At the beginning of the first infection, or when you are infected for the first time, you do not notice anything, it is asymptomatic. Normally it takes between 5 and 8 years for the cancer to appear, so you can be infected without knowing it and you can also infect your partner without knowing it.

How can it be prevented?

We have already mentioned that to avoid it, the condom, but to prevent it, the vaccine. We have to change the classic concept of vaccination, everyone knows that if you get infected by a virus you create antibodies in your blood and you are already protected. In the case of HPV, as it is a very superficial infection, it does not contact the blood and you do not produce antibodies, so you are not protected, whereas if you are vaccinated, as it is a blood vaccine, you produce those antibodies.
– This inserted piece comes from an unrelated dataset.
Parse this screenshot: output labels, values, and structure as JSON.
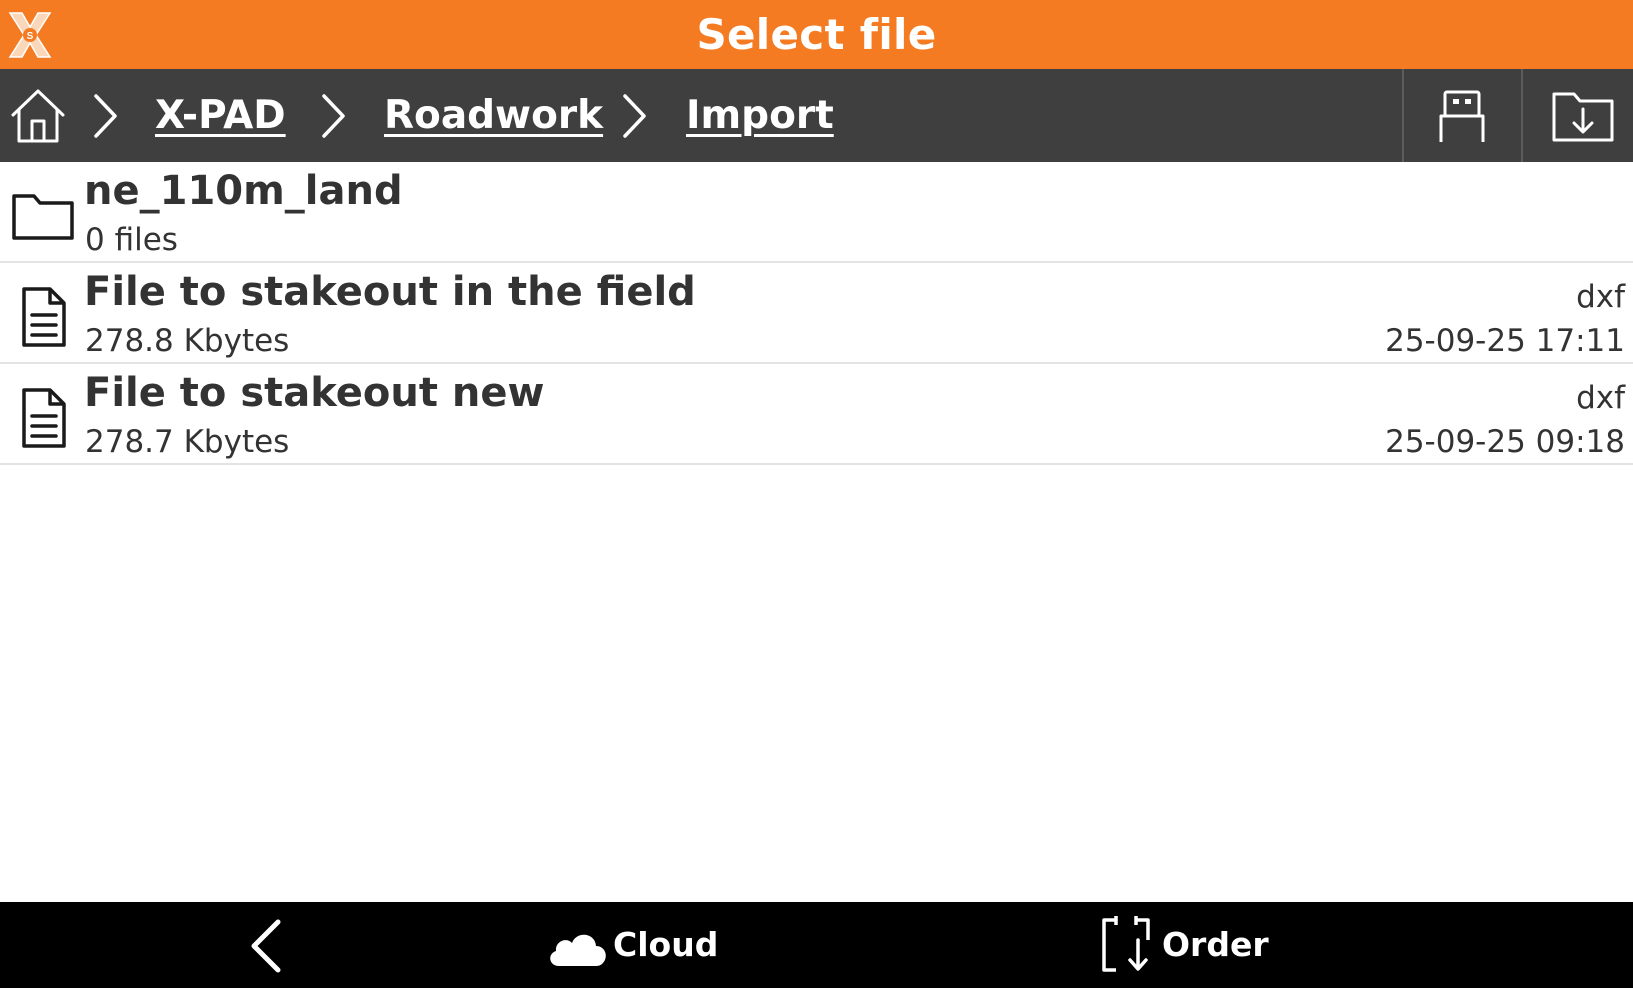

These antibodies achieve three things, firstly they eliminate the virus, secondly if they do not manage to eliminate it, this virus does not spread and if you have already started to develop a lesion of this type that can lead to cancer in 5 or 8 years, they stop it, therefore the vaccine is very important even if you have the virus.

Does it always lead to cancer?

No, most of the time fortunately it cures itself and the virus is eliminated. In cases where it progresses to cancer it can be detected by a simple cytology, which is an analysis of the cells of the cervix, where we only scratch a little bit, so it does not hurt and it takes less than 1 minute to perform. If women have more or less periodical phytologies, having a stable partner every 2 years or if not every year, we will always detect the virus in a previous curable phase because we know that from the contagion to the appearance of the cancer, the average time is between 5 and 8 years.